Another major issue is revenue from dorms and meal plans, which many colleges rely on to balance their budget. Some colleges and universities are closing entirely due to the decline in revenues from these sources. MacMurray College, a private college in Jacksonville, Illinois, is closing after 174 years after a deal with a developer to buy back its dorms fell through when it became apparent that students might not be back in the fall semester.
Wells College in Aurora, New York, has also said if students cannot return for the fall, the college will have to shut down. President Jonathan Gibralter said, “A substantial amount of the College’s operating budget comes from room and board revenue, so without enough students participating in our residential life, the College cannot afford to reopen.”

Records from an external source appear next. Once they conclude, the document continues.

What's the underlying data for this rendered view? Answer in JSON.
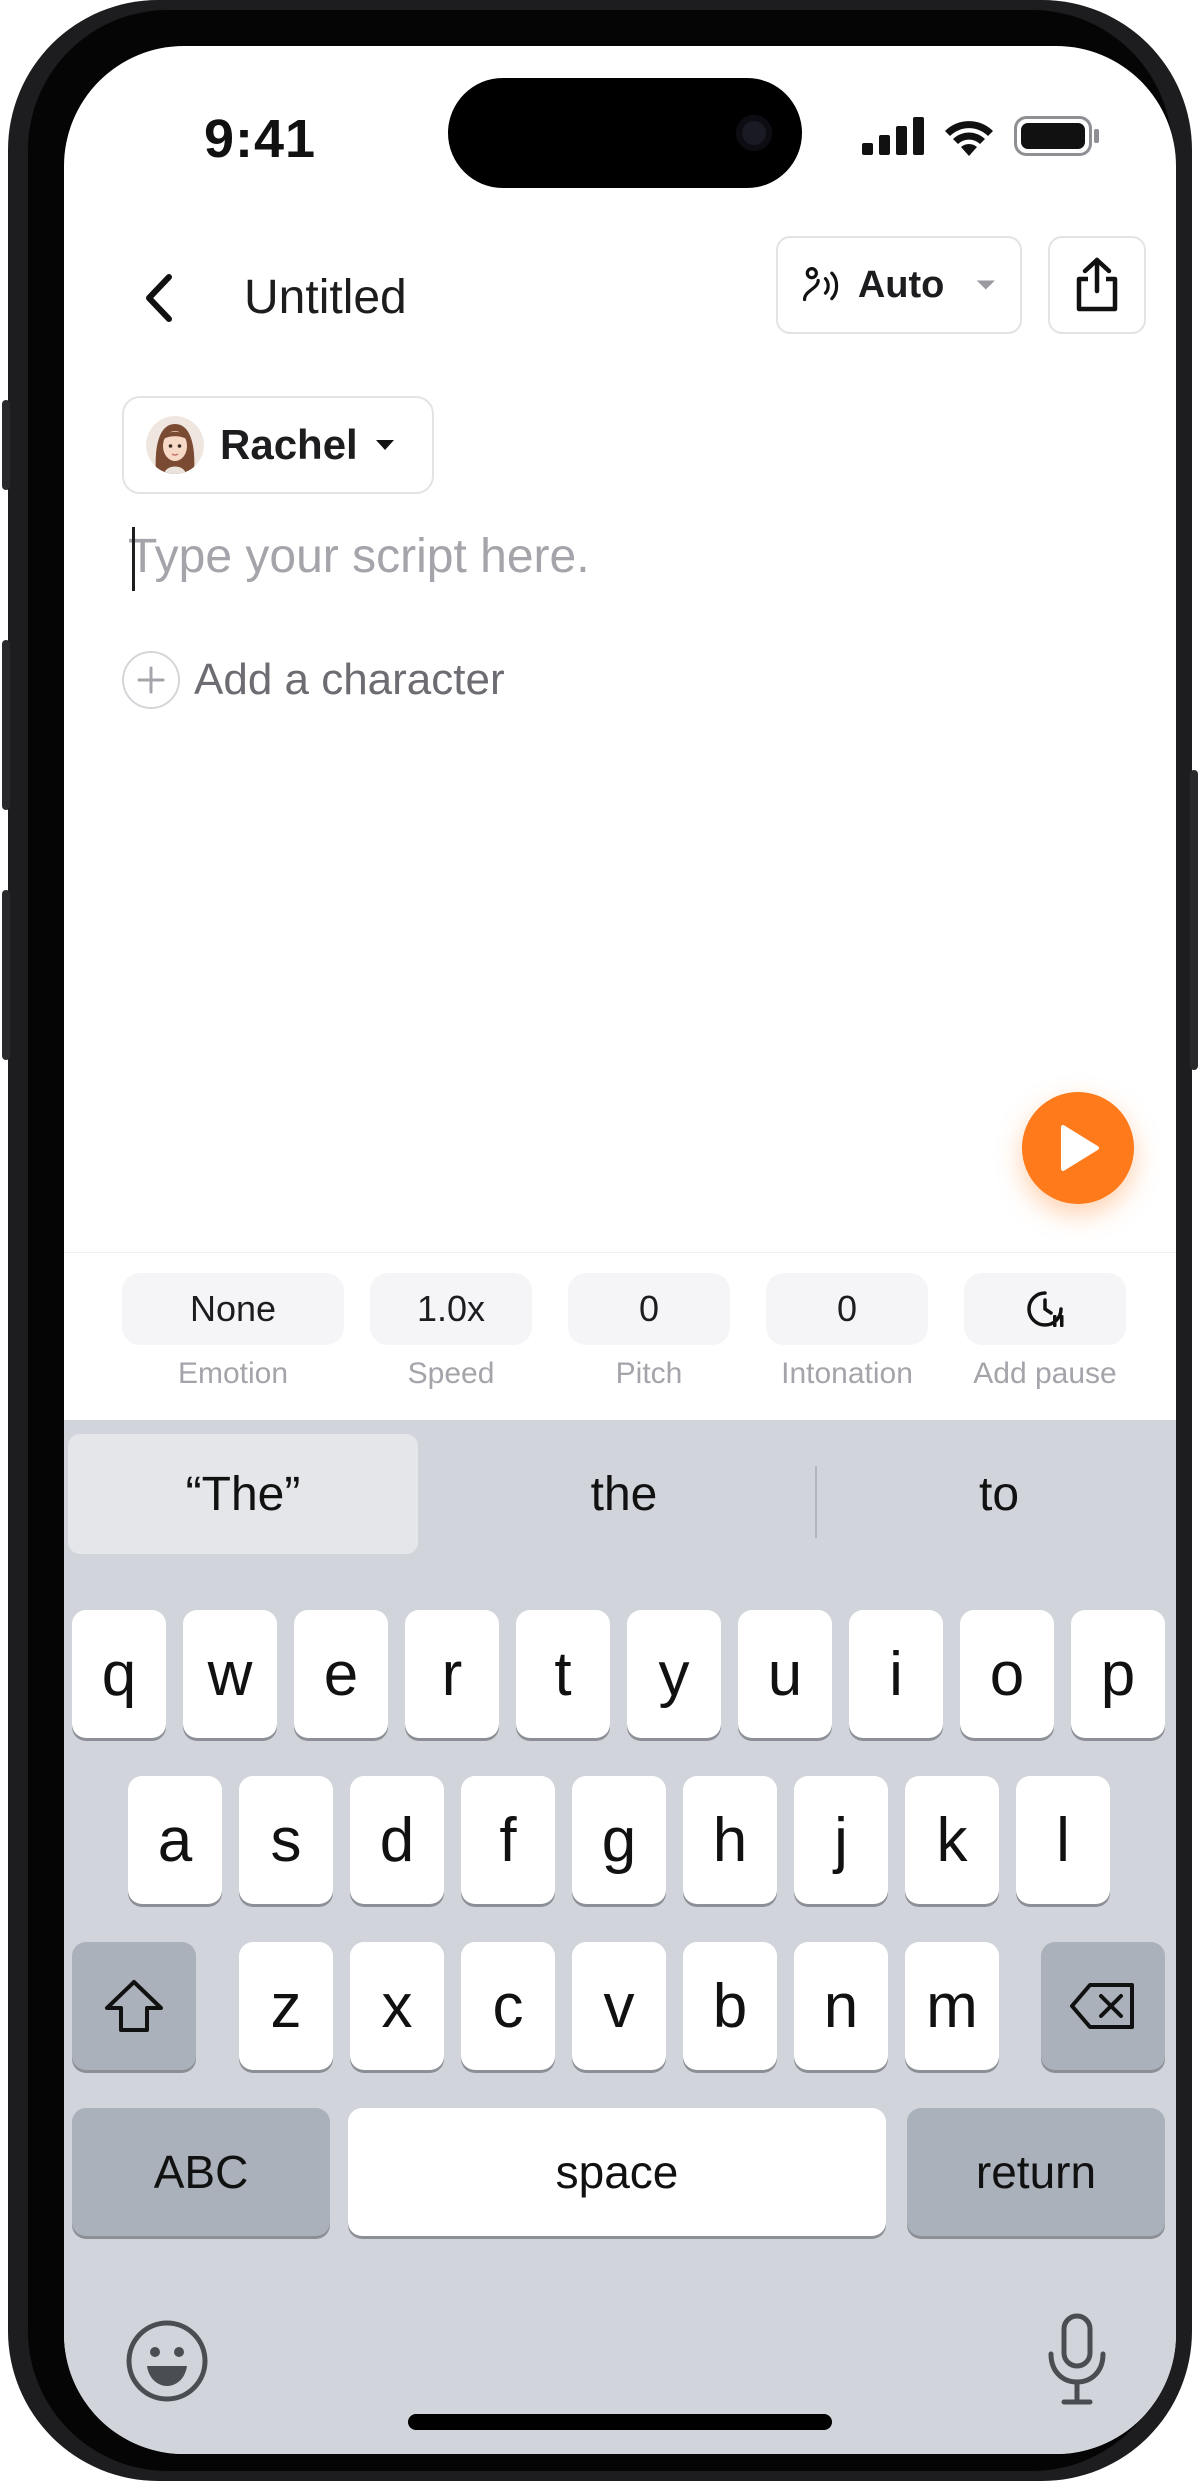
{
  "status_bar": {
    "time": "9:41"
  },
  "header": {
    "title": "Untitled",
    "mode_label": "Auto"
  },
  "character": {
    "name": "Rachel"
  },
  "editor": {
    "placeholder": "Type your script here.",
    "add_character_label": "Add a character"
  },
  "controls": [
    {
      "value": "None",
      "label": "Emotion"
    },
    {
      "value": "1.0x",
      "label": "Speed"
    },
    {
      "value": "0",
      "label": "Pitch"
    },
    {
      "value": "0",
      "label": "Intonation"
    },
    {
      "value": "",
      "label": "Add pause"
    }
  ],
  "keyboard": {
    "suggestions": [
      "“The”",
      "the",
      "to"
    ],
    "row1": [
      "q",
      "w",
      "e",
      "r",
      "t",
      "y",
      "u",
      "i",
      "o",
      "p"
    ],
    "row2": [
      "a",
      "s",
      "d",
      "f",
      "g",
      "h",
      "j",
      "k",
      "l"
    ],
    "row3": [
      "z",
      "x",
      "c",
      "v",
      "b",
      "n",
      "m"
    ],
    "abc_label": "ABC",
    "space_label": "space",
    "return_label": "return"
  },
  "colors": {
    "accent": "#ff7a1a",
    "keyboard_bg": "#d1d5db",
    "special_key": "#abb1ba"
  },
  "icons": [
    "back-arrow-icon",
    "voice-wave-icon",
    "caret-down-icon",
    "share-icon",
    "avatar",
    "plus-icon",
    "play-icon",
    "pause-timer-icon",
    "shift-icon",
    "delete-icon",
    "emoji-icon",
    "microphone-icon"
  ]
}
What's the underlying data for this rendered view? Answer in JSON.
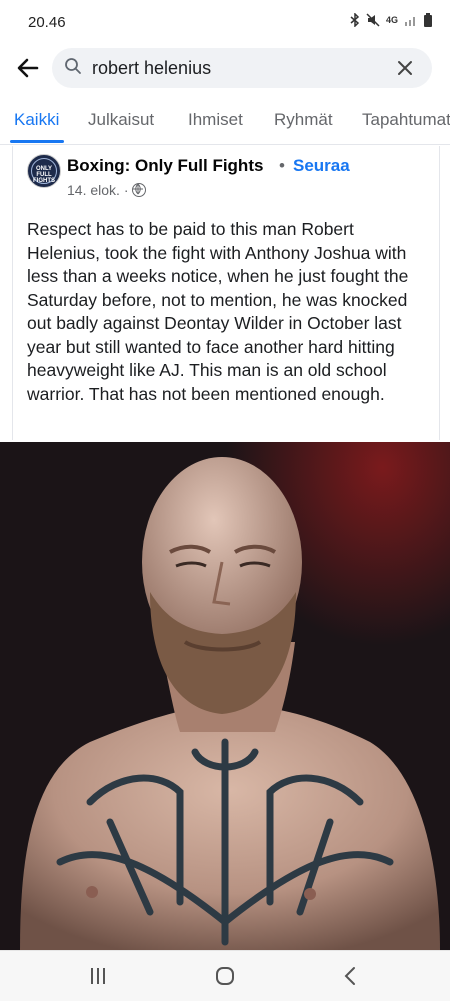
{
  "status_bar": {
    "time": "20.46",
    "network": "4G"
  },
  "search": {
    "query": "robert helenius"
  },
  "tabs": [
    {
      "label": "Kaikki",
      "active": true
    },
    {
      "label": "Julkaisut",
      "active": false
    },
    {
      "label": "Ihmiset",
      "active": false
    },
    {
      "label": "Ryhmät",
      "active": false
    },
    {
      "label": "Tapahtumat",
      "active": false
    }
  ],
  "post": {
    "page_name": "Boxing: Only Full Fights",
    "separator": "•",
    "follow_label": "Seuraa",
    "date": "14. elok. ·",
    "text": "Respect has to be paid to this man Robert Helenius, took the fight with Anthony Joshua with less than a weeks notice, when he just fought the Saturday before, not to mention, he was knocked out badly against Deontay Wilder in October last year but still wanted to face another hard hitting heavyweight like AJ. This man is an old school warrior. That has not been mentioned enough.",
    "avatar_text": "ONLY FULL FIGHTS"
  },
  "colors": {
    "accent": "#1877f2",
    "muted": "#65676b"
  },
  "icons": {
    "back": "back-arrow-icon",
    "search": "search-icon",
    "clear": "close-icon",
    "globe": "globe-icon",
    "nav_recent": "recent-apps-icon",
    "nav_home": "home-icon",
    "nav_back": "nav-back-icon"
  }
}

Indeed, this consideration is likely part of the push on the part of the ruling class to reopen schools in the fall. At a Senate hearing on Tuesday, Dr. Anthony Fauci responded to a question from Republican Senator Lamar Alexander of Tennessee, who asked what Fauci would say to the chancellor of the University of Tennessee, Knoxville, “about how to persuade parents and students how to return to school in August?” Fauci pushed back, saying, “I would be very realistic with the chancellor and tell her that in this case, that the idea of having treatments available, or a vaccine, to facilitate the reentry of students into the fall term would be something of a bit of a bridge too far.”
The austerity enacted in the wake of the Great Recession led to layoffs and cuts of all kinds and resulted in larger class sizes. The fall in state-level support to higher education left many public colleges and universities public in name only and has contributed to increased inequality in higher education. Furthermore, the tuition hikes used to plug budget holes led to a corresponding explosion in the levels of student debt.
Many reports on cuts to higher education have placed hopes in the “relief” bill passed on Friday by House Democrats. The proposal, which even they acknowledge has no chance of passing the Senate or being signed by Trump, is itself entirely inadequate. It follows on the previously passed CARES Act, which included $14 billion for higher education, a drop in the bucket.
The so-called HEROES Act supposedly sets aside $90 billion as a “state fiscal stabilization fund” that would go to K-12 and higher education, with 30 percent, or $27 billion, slated for the latter. On top of that, $10.5 billion would be allocated to help with pandemic related costs and another $1.7 billion would be apportioned for historically black colleges and schools and other minority-serving institutions.
A struggle is necessary in order to protect college and university faculty and staff from layoffs, and to prevent higher education from being even more restricted to the wealthy. Educators and students should begin building rank-and-file committees, and establish International Youth and Students for Social Equality clubs at every campus, to organize and prepare to fight back against the impending cuts.